§ **Task material**:
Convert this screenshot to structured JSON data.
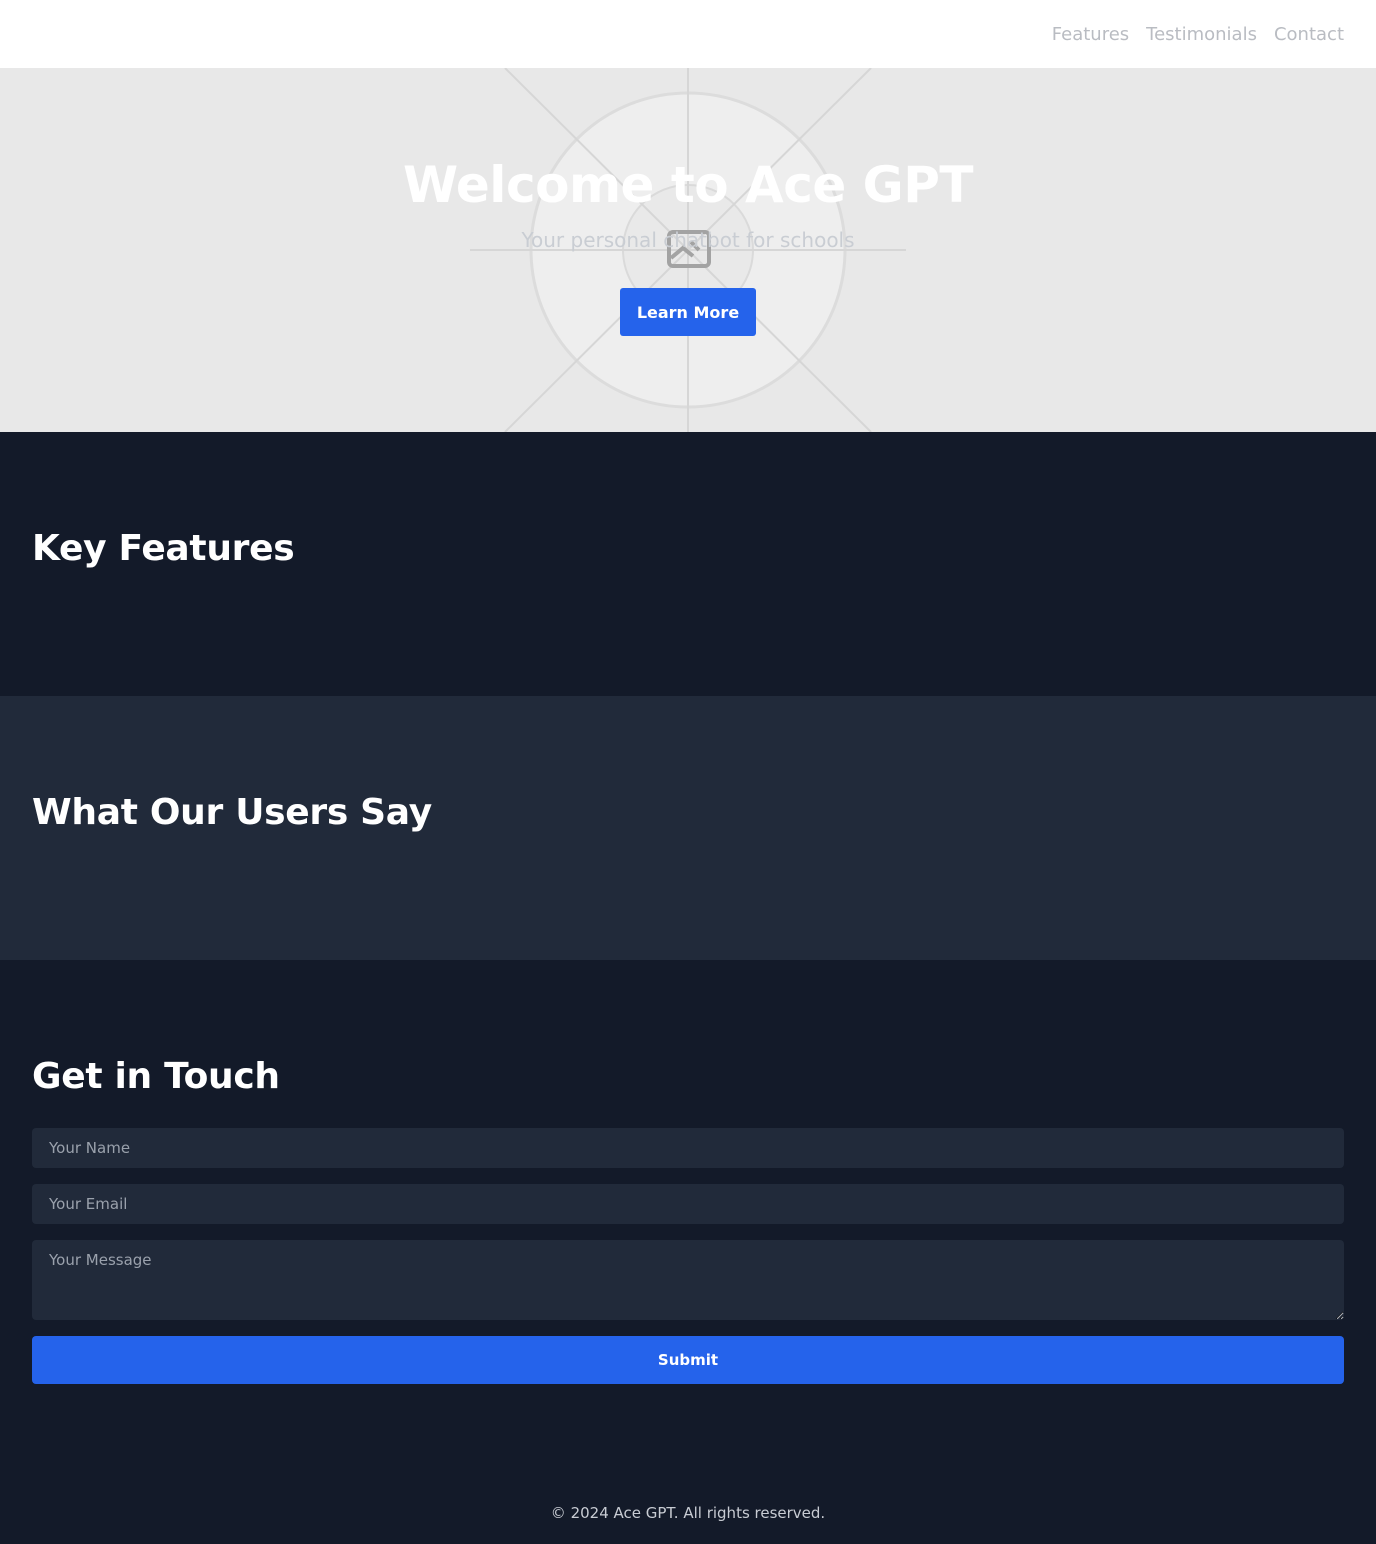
{
  "nav": {
    "items": [
      {
        "label": "Features"
      },
      {
        "label": "Testimonials"
      },
      {
        "label": "Contact"
      }
    ]
  },
  "hero": {
    "title": "Welcome to Ace GPT",
    "subtitle": "Your personal chatbot for schools",
    "button_label": "Learn More",
    "background_icon": "broken-image-icon"
  },
  "features": {
    "title": "Key Features"
  },
  "testimonials": {
    "title": "What Our Users Say"
  },
  "contact": {
    "title": "Get in Touch",
    "name_placeholder": "Your Name",
    "email_placeholder": "Your Email",
    "message_placeholder": "Your Message",
    "submit_label": "Submit"
  },
  "footer": {
    "text": "© 2024 Ace GPT. All rights reserved."
  },
  "colors": {
    "accent": "#2563eb",
    "dark_bg": "#131a29",
    "panel_bg": "#212a3a",
    "hero_bg": "#e8e8e8"
  }
}
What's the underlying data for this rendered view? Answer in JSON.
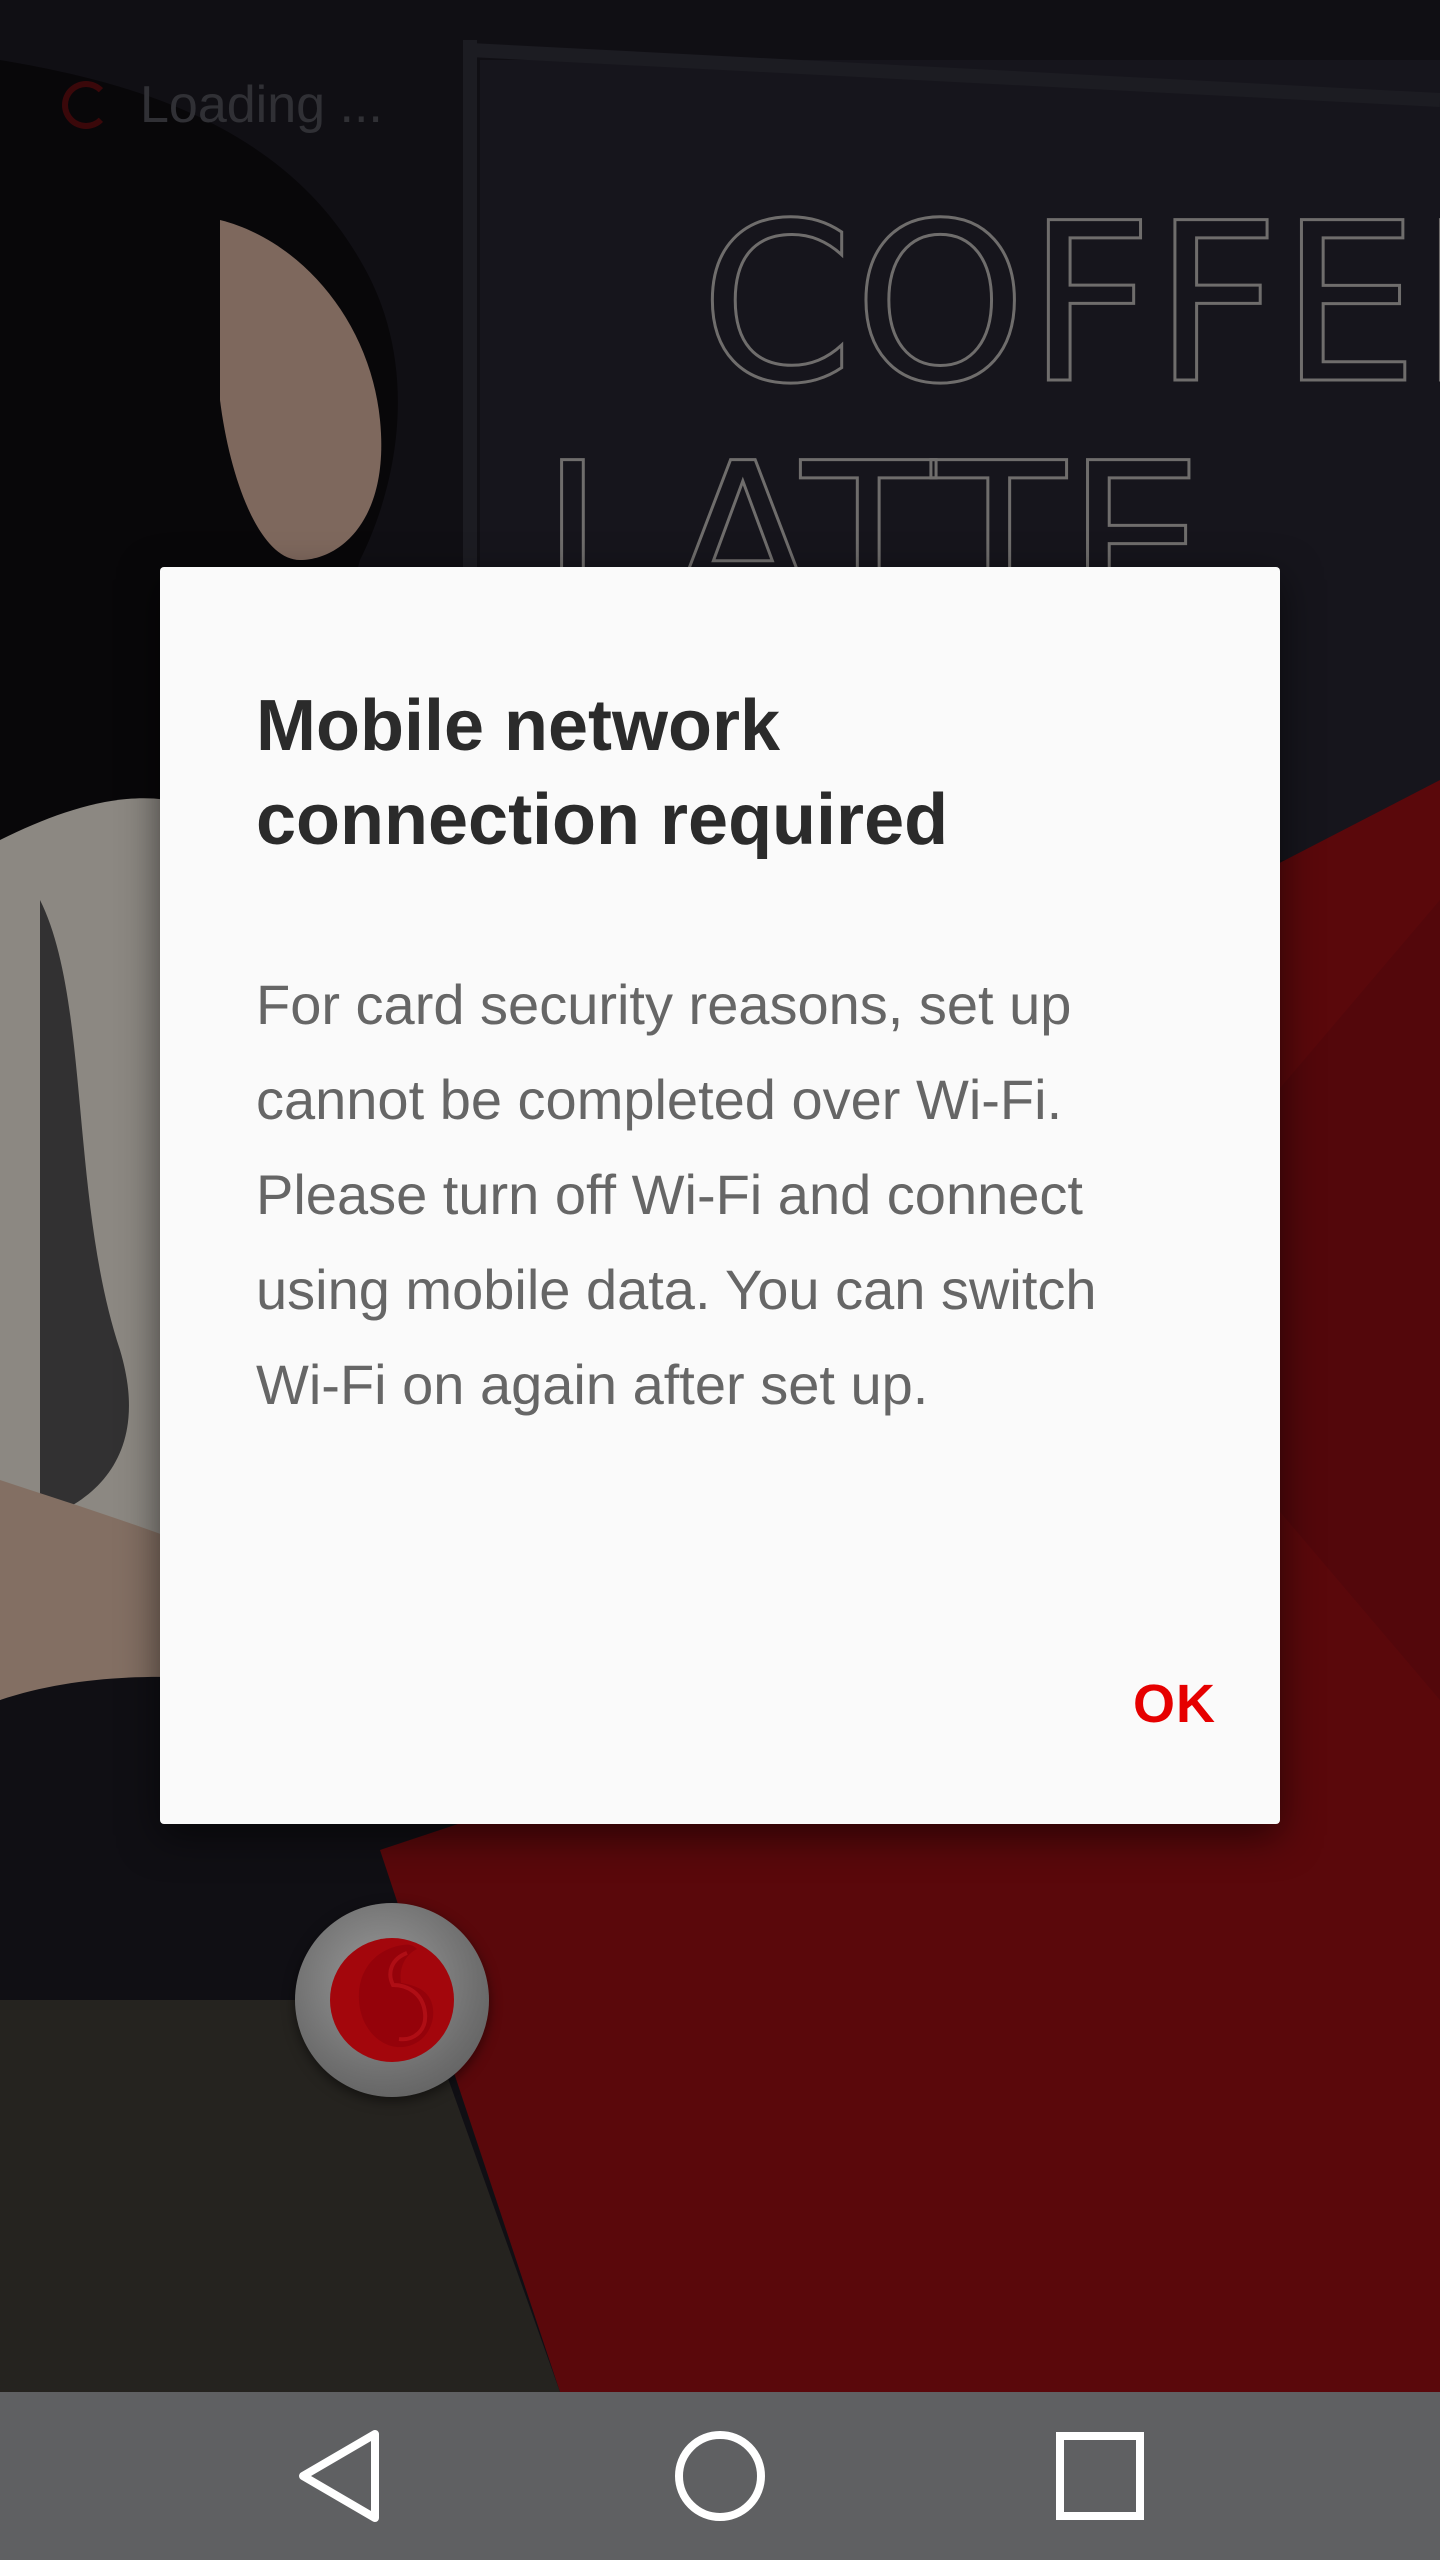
{
  "status": {
    "loading_text": "Loading ..."
  },
  "dialog": {
    "title": "Mobile network connection required",
    "message": "For card security reasons, set up cannot be completed over Wi-Fi. Please turn off Wi-Fi and connect using mobile data. You can switch Wi-Fi on again after set up.",
    "ok_label": "OK"
  },
  "background": {
    "chalkboard_text_line1": "COFFEE",
    "chalkboard_text_line2": "LATTE"
  },
  "navigation": {
    "back_icon": "back-triangle-icon",
    "home_icon": "home-circle-icon",
    "recents_icon": "recents-square-icon"
  },
  "colors": {
    "accent": "#e60000",
    "dialog_bg": "#fafafa",
    "title_text": "#2b2b2b",
    "body_text": "#666666",
    "nav_bar": "#5f6062",
    "brand_red_dark": "#6b0a0c"
  }
}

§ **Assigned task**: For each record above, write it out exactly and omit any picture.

§ **Response to this exercise**:
Convert this screenshot to structured JSON data.
{
  "nav": {
    "items": [
      {
        "label": "Features"
      },
      {
        "label": "Testimonials"
      },
      {
        "label": "Contact"
      }
    ]
  },
  "hero": {
    "title": "Welcome to Ace GPT",
    "subtitle": "Your personal chatbot for schools",
    "button_label": "Learn More",
    "background_icon": "broken-image-icon"
  },
  "features": {
    "title": "Key Features"
  },
  "testimonials": {
    "title": "What Our Users Say"
  },
  "contact": {
    "title": "Get in Touch",
    "name_placeholder": "Your Name",
    "email_placeholder": "Your Email",
    "message_placeholder": "Your Message",
    "submit_label": "Submit"
  },
  "footer": {
    "text": "© 2024 Ace GPT. All rights reserved."
  },
  "colors": {
    "accent": "#2563eb",
    "dark_bg": "#131a29",
    "panel_bg": "#212a3a",
    "hero_bg": "#e8e8e8"
  }
}
What's the underlying data for this rendered view? Answer in JSON.
{
  "status": {
    "loading_text": "Loading ..."
  },
  "dialog": {
    "title": "Mobile network connection required",
    "message": "For card security reasons, set up cannot be completed over Wi-Fi. Please turn off Wi-Fi and connect using mobile data. You can switch Wi-Fi on again after set up.",
    "ok_label": "OK"
  },
  "background": {
    "chalkboard_text_line1": "COFFEE",
    "chalkboard_text_line2": "LATTE"
  },
  "navigation": {
    "back_icon": "back-triangle-icon",
    "home_icon": "home-circle-icon",
    "recents_icon": "recents-square-icon"
  },
  "colors": {
    "accent": "#e60000",
    "dialog_bg": "#fafafa",
    "title_text": "#2b2b2b",
    "body_text": "#666666",
    "nav_bar": "#5f6062",
    "brand_red_dark": "#6b0a0c"
  }
}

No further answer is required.